Many people in and outside of the industry feel illegal medication is a big problem in the sport. How can we possibly clean things up? Currently, the individual racing commissions license trainers (and drivers) and the license permits the individual to participate in the sport in the state. Unless the track specifically rules a trainer off; a trainer is allowed to enter horses at the track, assuming the track is not publicly owned in which case, good luck trying to exclude someone licensed. Even when privately operated, you can expect an excluded individual to head into court seeking to be reinstated.

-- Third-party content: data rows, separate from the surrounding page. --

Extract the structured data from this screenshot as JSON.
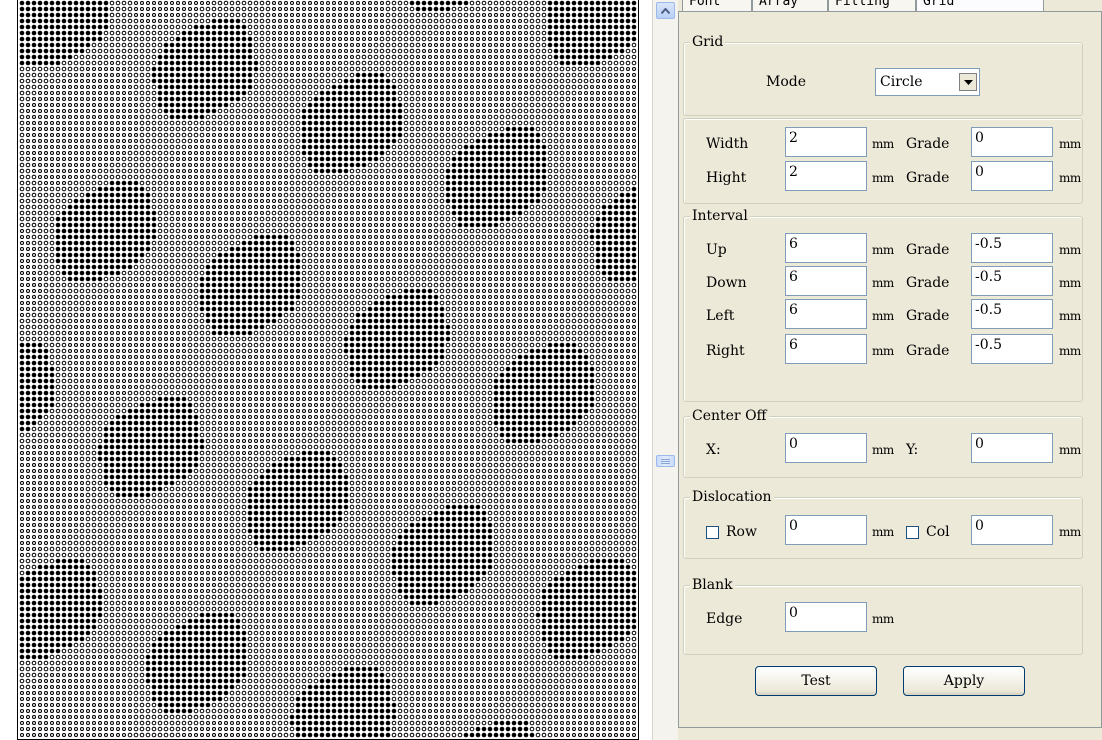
{
  "tabs": [
    {
      "label": "Font"
    },
    {
      "label": "Array"
    },
    {
      "label": "Filling"
    },
    {
      "label": "Grid",
      "active": true
    }
  ],
  "grid_group": {
    "title": "Grid",
    "mode_label": "Mode",
    "mode_value": "Circle"
  },
  "size_group": {
    "width_label": "Width",
    "width_value": "2",
    "width_grade_label": "Grade",
    "width_grade_value": "0",
    "hight_label": "Hight",
    "hight_value": "2",
    "hight_grade_label": "Grade",
    "hight_grade_value": "0",
    "unit": "mm"
  },
  "interval_group": {
    "title": "Interval",
    "rows": [
      {
        "label": "Up",
        "value": "6",
        "grade_label": "Grade",
        "grade_value": "-0.5"
      },
      {
        "label": "Down",
        "value": "6",
        "grade_label": "Grade",
        "grade_value": "-0.5"
      },
      {
        "label": "Left",
        "value": "6",
        "grade_label": "Grade",
        "grade_value": "-0.5"
      },
      {
        "label": "Right",
        "value": "6",
        "grade_label": "Grade",
        "grade_value": "-0.5"
      }
    ],
    "unit": "mm"
  },
  "center_group": {
    "title": "Center Off",
    "x_label": "X:",
    "x_value": "0",
    "y_label": "Y:",
    "y_value": "0",
    "unit": "mm"
  },
  "dislocation_group": {
    "title": "Dislocation",
    "row_label": "Row",
    "row_checked": false,
    "row_value": "0",
    "col_label": "Col",
    "col_checked": false,
    "col_value": "0",
    "unit": "mm"
  },
  "blank_group": {
    "title": "Blank",
    "edge_label": "Edge",
    "edge_value": "0",
    "unit": "mm"
  },
  "buttons": {
    "test": "Test",
    "apply": "Apply"
  },
  "icons": {
    "scroll_up": "arrow-up-icon",
    "scroll_thumb": "grip-icon",
    "dropdown": "triangle-down-icon"
  }
}
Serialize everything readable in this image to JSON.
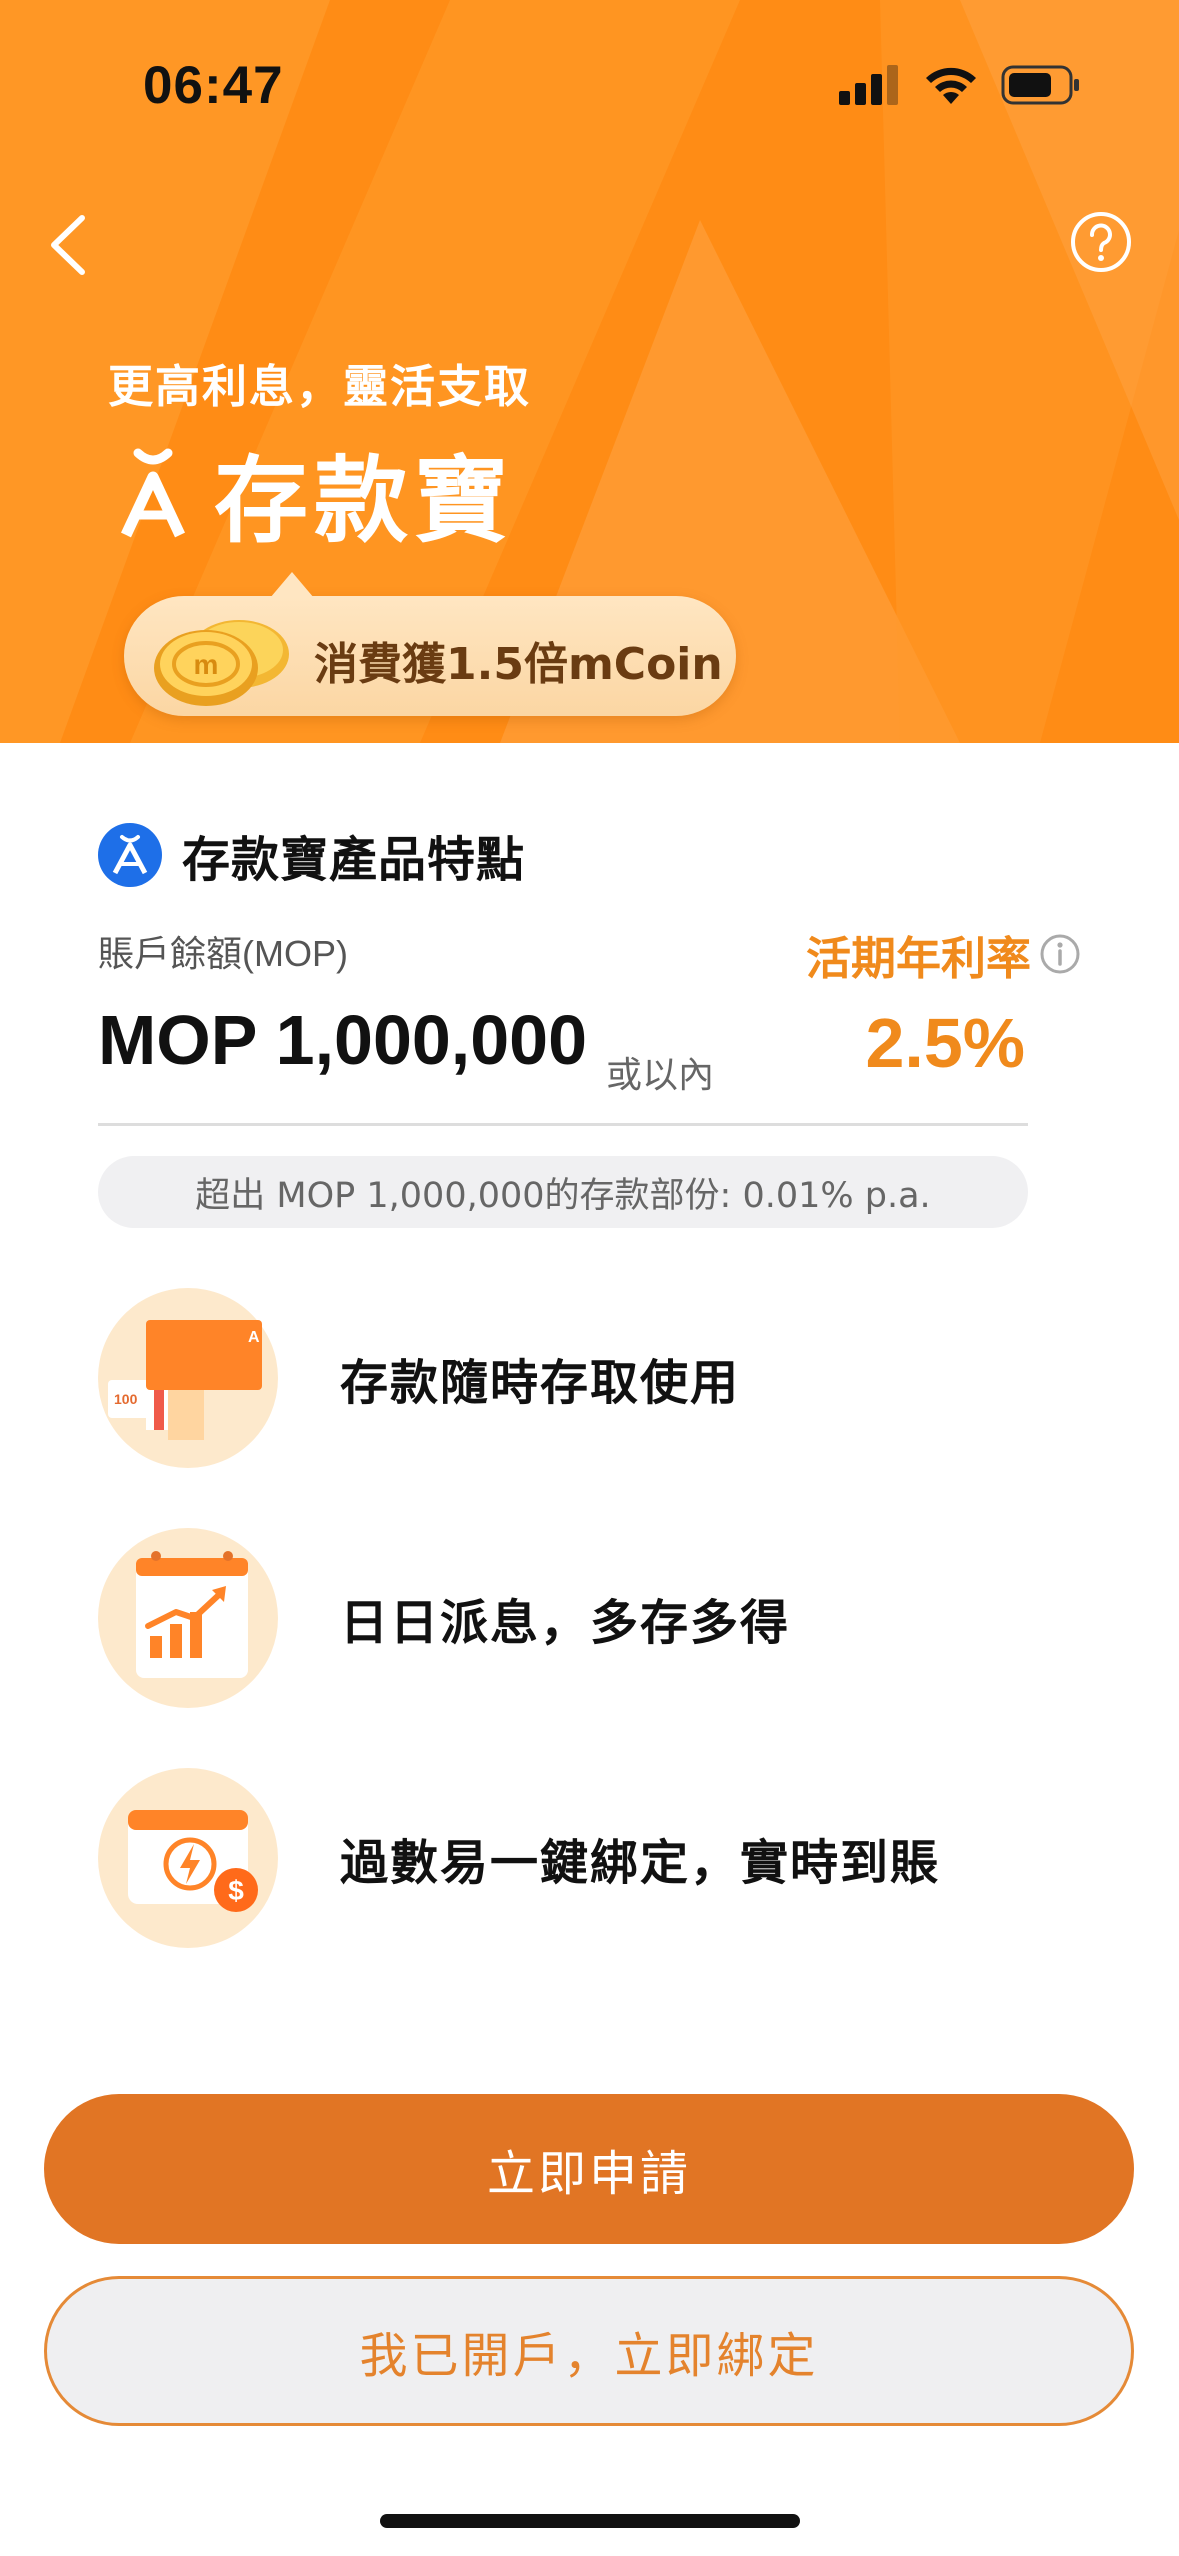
{
  "status_bar": {
    "time": "06:47"
  },
  "header": {
    "tagline": "更高利息，靈活支取",
    "title": "存款寶",
    "promo_text": "消費獲1.5倍mCoin"
  },
  "features_section": {
    "title": "存款寶產品特點",
    "balance_label": "賬戶餘額(MOP)",
    "balance_value": "MOP 1,000,000",
    "balance_suffix": "或以內",
    "rate_label": "活期年利率",
    "rate_value": "2.5%",
    "excess_note": "超出 MOP 1,000,000的存款部份: 0.01% p.a.",
    "items": [
      {
        "text": "存款隨時存取使用",
        "icon": "cash-card-icon"
      },
      {
        "text": "日日派息，多存多得",
        "icon": "growth-calendar-icon"
      },
      {
        "text": "過數易一鍵綁定，實時到賬",
        "icon": "instant-transfer-icon"
      }
    ]
  },
  "buttons": {
    "apply": "立即申請",
    "bind": "我已開戶，立即綁定"
  },
  "colors": {
    "brand_orange": "#ff8a14",
    "accent_orange": "#f08a1c",
    "button_orange": "#e17524",
    "brand_blue": "#1e6fe8"
  }
}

When it comes to the racing commission suspending a trainer, it goes almost without saying that the trainer will ask for a stay and failing to obtain a stay, they head to the courts to delay the implementation of a suspension. Even when suspended, there is a good chance a beard will be training the stable.
What if we changed the way things worked? A license by a racing commission to train makes you eligible to be hired by a racetrack, it does not guarantee you the right to participate in racing in the state. Sample Track decides it wants to hire fifty trainers for their upcoming race meet as contractors. Each prospective contract trainer would be interviewed as if being hired for a job and will provide their schedule of training fees. With this information and a review of a trainer's fines and suspension list, Sample Track will hire the trainers they want to hire for the year as contractors. Those contract trainers will be the only ones eligible to enter horses in overnight and late closing events. Part of the contract a trainer would sign is a provision that if a medication positive comes up the track has the right to dismiss them. A contract for the current racing season does not guarantee a trainer will be hired for the following year. The racing commission will still continue to issue fines and suspensions.
If an owner wishes to race at Sample Track, they must select one of the approved contract trainers and no one else. If a horse comes from Another Track and was trained by an unapproved trainer, the horse would have to be under the control of an approved trainer at least two weeks before starting in a race. An owner not satisfied with a particular trainer for a horse? They are free to move the horse to another approved trainer. For every horse started by an approved trainer, the track will pay the trainer the paddock fee. At the end of each month, a copy of the bill being sent to the owner will be sent to the track for review to ensure the trainer is charging the quoted rates. If a trainer does come up with a drug positive, the track will have the right to fire the contract trainer at which time an owner would have to choose another approved trainer or race elsewhere.
For early closing and stakes races, other trainers will be allowed to enter horses into those races but a horse being trained by an approved trainer may not be transferred to an unapproved trainer for the particular event.
The advantage of this system is a trainer will think twice before using illegal medications on their horses as the contract they sign may get them fired. If fired under the terms of the contract, the trainer does not have the right to appeal to the racing commission or the courts for a delay in their firing and since owners will be able to transfer their horses to an approved trainer, the chances of a beard being used is greatly reduced.
Once the trainer situation is straightened out, a similar process can be implemented for drivers; needing to be approved by the track before participating there But that is a topic for another day.
Tioga Downs has indicated that they will be retaining the same takeout rates from last year. To know one's surprise, Vernon Downs has not agreed to the same takeout reduction Tioga implemented last year.